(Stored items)
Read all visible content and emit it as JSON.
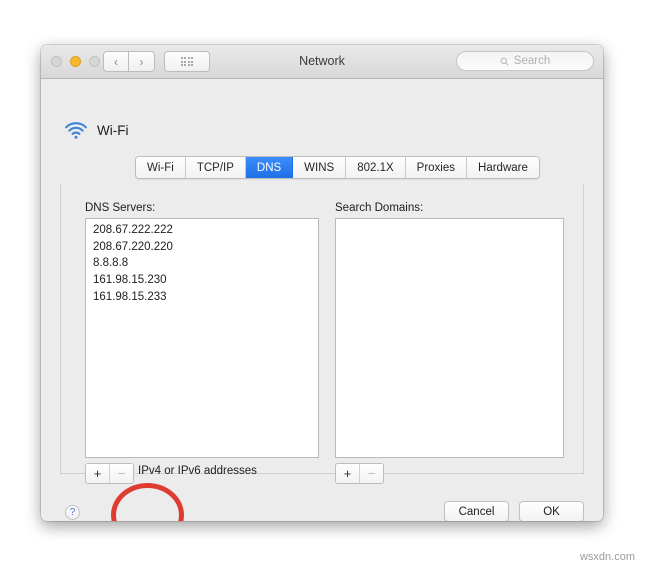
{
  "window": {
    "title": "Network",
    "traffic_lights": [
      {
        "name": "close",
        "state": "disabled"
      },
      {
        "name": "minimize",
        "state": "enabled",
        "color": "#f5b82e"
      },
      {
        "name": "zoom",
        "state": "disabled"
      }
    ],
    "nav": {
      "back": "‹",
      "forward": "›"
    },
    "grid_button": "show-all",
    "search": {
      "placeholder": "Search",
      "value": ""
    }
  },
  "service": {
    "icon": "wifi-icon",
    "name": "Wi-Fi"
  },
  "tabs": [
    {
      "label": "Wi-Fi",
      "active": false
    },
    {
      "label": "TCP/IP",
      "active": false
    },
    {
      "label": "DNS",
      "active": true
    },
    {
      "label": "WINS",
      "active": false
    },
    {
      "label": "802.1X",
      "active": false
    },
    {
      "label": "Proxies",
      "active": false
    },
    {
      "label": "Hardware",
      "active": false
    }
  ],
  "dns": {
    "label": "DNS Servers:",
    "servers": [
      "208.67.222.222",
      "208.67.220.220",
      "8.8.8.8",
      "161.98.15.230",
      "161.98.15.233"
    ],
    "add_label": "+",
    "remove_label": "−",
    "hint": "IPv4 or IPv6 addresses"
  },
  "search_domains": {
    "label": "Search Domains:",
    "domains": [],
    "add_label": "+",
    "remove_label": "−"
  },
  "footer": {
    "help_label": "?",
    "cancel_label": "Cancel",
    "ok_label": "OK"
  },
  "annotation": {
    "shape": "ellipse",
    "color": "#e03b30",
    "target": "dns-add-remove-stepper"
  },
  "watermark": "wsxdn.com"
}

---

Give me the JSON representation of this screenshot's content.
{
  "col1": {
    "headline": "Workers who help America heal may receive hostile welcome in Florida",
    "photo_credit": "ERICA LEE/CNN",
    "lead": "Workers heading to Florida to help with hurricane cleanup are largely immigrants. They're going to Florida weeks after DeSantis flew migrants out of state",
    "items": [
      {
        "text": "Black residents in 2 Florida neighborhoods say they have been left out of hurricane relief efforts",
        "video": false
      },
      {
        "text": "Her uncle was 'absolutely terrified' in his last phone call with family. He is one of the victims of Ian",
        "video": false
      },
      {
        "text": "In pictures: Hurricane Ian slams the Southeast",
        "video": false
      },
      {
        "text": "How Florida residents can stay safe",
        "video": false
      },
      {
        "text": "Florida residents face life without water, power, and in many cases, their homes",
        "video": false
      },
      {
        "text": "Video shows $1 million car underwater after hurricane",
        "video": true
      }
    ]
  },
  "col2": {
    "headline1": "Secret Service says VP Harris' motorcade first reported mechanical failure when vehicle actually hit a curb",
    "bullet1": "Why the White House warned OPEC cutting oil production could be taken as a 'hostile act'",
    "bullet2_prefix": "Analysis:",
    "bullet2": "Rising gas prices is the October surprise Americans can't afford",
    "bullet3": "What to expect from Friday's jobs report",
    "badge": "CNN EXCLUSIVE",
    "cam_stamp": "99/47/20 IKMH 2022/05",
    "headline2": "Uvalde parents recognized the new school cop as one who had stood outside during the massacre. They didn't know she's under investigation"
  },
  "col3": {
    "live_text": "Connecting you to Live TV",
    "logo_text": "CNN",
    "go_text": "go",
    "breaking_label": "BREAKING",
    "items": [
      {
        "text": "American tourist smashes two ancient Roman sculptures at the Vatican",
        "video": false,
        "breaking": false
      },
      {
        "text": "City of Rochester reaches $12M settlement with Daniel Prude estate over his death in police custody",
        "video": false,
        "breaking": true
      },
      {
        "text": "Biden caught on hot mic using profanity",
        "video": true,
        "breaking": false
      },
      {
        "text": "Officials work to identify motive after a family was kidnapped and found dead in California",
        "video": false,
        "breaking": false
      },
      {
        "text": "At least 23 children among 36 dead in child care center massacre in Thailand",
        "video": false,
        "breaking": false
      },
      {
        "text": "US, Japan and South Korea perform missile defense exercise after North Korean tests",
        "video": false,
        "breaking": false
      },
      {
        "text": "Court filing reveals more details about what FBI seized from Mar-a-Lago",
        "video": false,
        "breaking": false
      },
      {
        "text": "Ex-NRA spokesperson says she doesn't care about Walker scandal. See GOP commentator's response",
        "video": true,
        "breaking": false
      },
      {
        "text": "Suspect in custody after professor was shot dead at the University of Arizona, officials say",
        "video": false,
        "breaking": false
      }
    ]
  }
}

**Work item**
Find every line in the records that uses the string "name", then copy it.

**Final answer**
        "name": "close",
        "name": "minimize",
        "name": "zoom",
    "name": "Wi-Fi"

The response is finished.